---------- INFORMATION SUPPLIED

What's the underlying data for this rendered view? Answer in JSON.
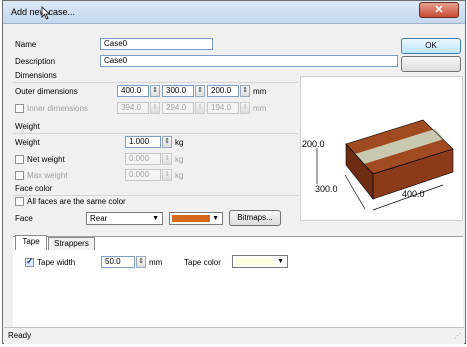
{
  "window": {
    "title": "Add new case..."
  },
  "name": {
    "label": "Name",
    "value": "Case0"
  },
  "description": {
    "label": "Description",
    "value": "Case0"
  },
  "buttons": {
    "ok": "OK",
    "cancel": ""
  },
  "dimensions": {
    "group": "Dimensions",
    "outer_label": "Outer dimensions",
    "outer": [
      "400.0",
      "300.0",
      "200.0"
    ],
    "unit": "mm",
    "inner_label": "Inner dimensions",
    "inner": [
      "394.0",
      "294.0",
      "194.0"
    ],
    "inner_checked": false
  },
  "weight": {
    "group": "Weight",
    "weight_label": "Weight",
    "weight_value": "1.000",
    "net_label": "Net weight",
    "net_value": "0.000",
    "max_label": "Max weight",
    "max_value": "0.000",
    "unit": "kg"
  },
  "face_color": {
    "group": "Face color",
    "all_same_label": "All faces are the same color",
    "face_label": "Face",
    "face_value": "Rear",
    "color": "#d2691e",
    "bitmaps_label": "Bitmaps..."
  },
  "preview": {
    "dim_labels": [
      "200.0",
      "300.0",
      "400.0"
    ],
    "box_color": "#8b3a1a",
    "tape_color": "#c9c9b0"
  },
  "tabs": [
    {
      "label": "Tape"
    },
    {
      "label": "Strappers"
    }
  ],
  "tape": {
    "width_label": "Tape width",
    "width_value": "50.0",
    "width_unit": "mm",
    "width_checked": true,
    "color_label": "Tape color",
    "color_value": "#ffffe0"
  },
  "status": {
    "text": "Ready"
  }
}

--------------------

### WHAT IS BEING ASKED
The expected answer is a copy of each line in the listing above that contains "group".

### REPLY TO THE TASK
    "group": "Dimensions",
    "group": "Weight",
    "group": "Face color",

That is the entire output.